3) i've been hearing from a lot of fingerfans. there is a recurring theme that the touchiest part of the repairs is to separate the sandwiched PC boards (if it turns out that they need to be separated). so... minox: if you think you need to separate the boards, unless you feel very very good about your soldering/desoldering skills..... there is a lower risk way to handle the separation. a friend of mine in silicon valley owns a short-run PCB house, and she said that one of her crew can do the separation for us. so, if the iGesture boards need separation, i'd be more than happy to pay the Fedex to ship it to her, have her separate the boards, and Fedex them back to you to continue the repairs. [you'd still get the same $200 for successful repair -- i'd cover the incremental cost for the separation]
4) and one other recurring theme (which is echoed on this form) is that the "dreaded static discharge zap" is reasonable fatal to the xilinx weak link, and that it is especially prevalent in dry, cold climates. minox, my darling, since you are in new york ---- please carefully ground yourself so your electric personality doesn't zap the igesture while you're repairing it.
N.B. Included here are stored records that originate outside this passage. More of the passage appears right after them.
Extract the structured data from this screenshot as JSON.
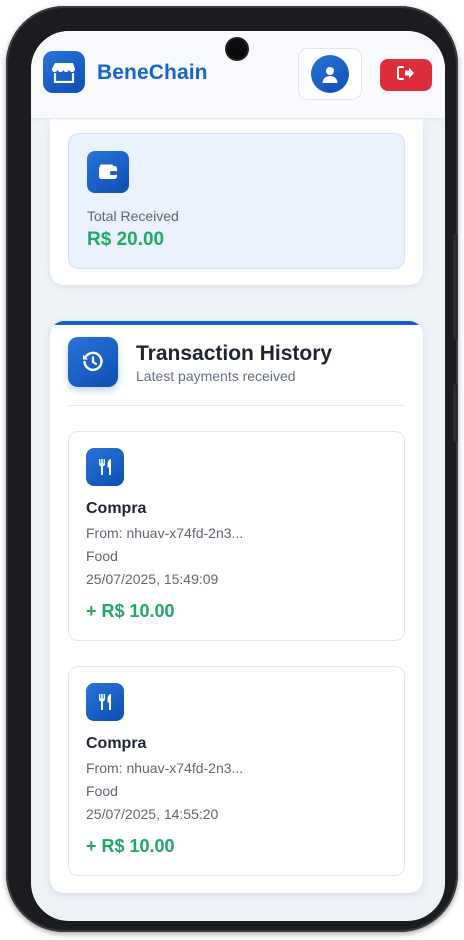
{
  "header": {
    "brand": "BeneChain",
    "icons": {
      "logo": "store-icon",
      "avatar": "user-icon",
      "logout": "logout-icon"
    }
  },
  "summary": {
    "icon": "wallet-icon",
    "label": "Total Received",
    "amount": "R$ 20.00"
  },
  "history": {
    "icon": "history-icon",
    "title": "Transaction History",
    "subtitle": "Latest payments received",
    "transactions": [
      {
        "icon": "utensils-icon",
        "title": "Compra",
        "from": "From: nhuav-x74fd-2n3...",
        "category": "Food",
        "date": "25/07/2025, 15:49:09",
        "amount": "+ R$ 10.00"
      },
      {
        "icon": "utensils-icon",
        "title": "Compra",
        "from": "From: nhuav-x74fd-2n3...",
        "category": "Food",
        "date": "25/07/2025, 14:55:20",
        "amount": "+ R$ 10.00"
      }
    ]
  },
  "colors": {
    "brand_blue": "#1565c8",
    "accent_green": "#22a866",
    "logout_red": "#dc2d3b"
  }
}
i am feeling very optomistic that minox's adventures with this igesture pad are the first step on minox's future with a long and sucessful moonlighting as a Fingerfanciful repair depot.
i hope everyone has a great president's day weekend!
Posted: 17 Feb 2007, 03:25
I have a workbench with a grounded table top covered with a grounded mat on it attached to a anti-static wrist strap for me to wear while working on these units. Additionally, I have received a XILINX programmer and should be able to reprogram and replace the XILINX chips should they be bad. I have sourced the chips at $2.50 each should we need to get some.
As stated by pythagoras, "FWSEN16A chips rarely fail in the field [...] if the community can round up a completely dead iGesture pad to sacrifice, [...] could harvest the 40 chips off the dead pad to supply all the spares the community would ever need."
I wish to make you all proud and, once more, feel secure in your Fingerworks Multi-Touch usage.
Posted: 17 Feb 2007, 18:19
you've already got my vote of confidence! i sent you one of my precious (although dead) babies.
we're all 1000% in support of you, minox!
Re: Repairing iGesture pads
Posted: 01 May 2011, 07:14
I work in an observatory in the Atacama Desert, at high altitude. Very dry and cold indeed, and everytime I came here my keyboard went crazy.
Thanks to the forum I found out the cause of the death of my second keyboard, and why this one I still have used to go crazy for weeks everytime I came here (even after going back to the green valleys of Santiago de Chile).
I started using a grounded table top, and carefully touching it to discharge before touching the keyboard and it is improved things by a lot !
Some really skilled engineer colleagues here, that take care of biggest, special purporse super-computers ever made (the ALMA Correlator) have agreed upon taking the task of attempting to fix my second, dead unit.
The left side is completely dead. Surfing the forum indicates that it is most likely the Xilinx FPGA. A Programmer is underway to test if this is really the case. If true, one of them is crafty enough to be able to desolder the chip and out a new one, while the other should be able to program it.
Thanks to all your long efforts to maintain this forum, I am cautious, but optimistic.
Re: Repairing iGesture pads
Posted: 01 May 2011, 16:04
hi, ahales. welcome to the forum. good luck.... i hope that your engineers can make the fix (agreed that the FPGAs are the likely cause). if so, then perhaps they would be interested in repairing the units for other folks? i have a stack and other members probably do, too. If your folks can figure out which chips are good/bad, then they can cannibalize some of the dead units to spread their parts around to repair the dead chips on some of the other dead units.
if you need tips and help with the repairs, please suggest that your engineers post their questions here. perhaps some of the other members of the forum (who are more technical than me) can help.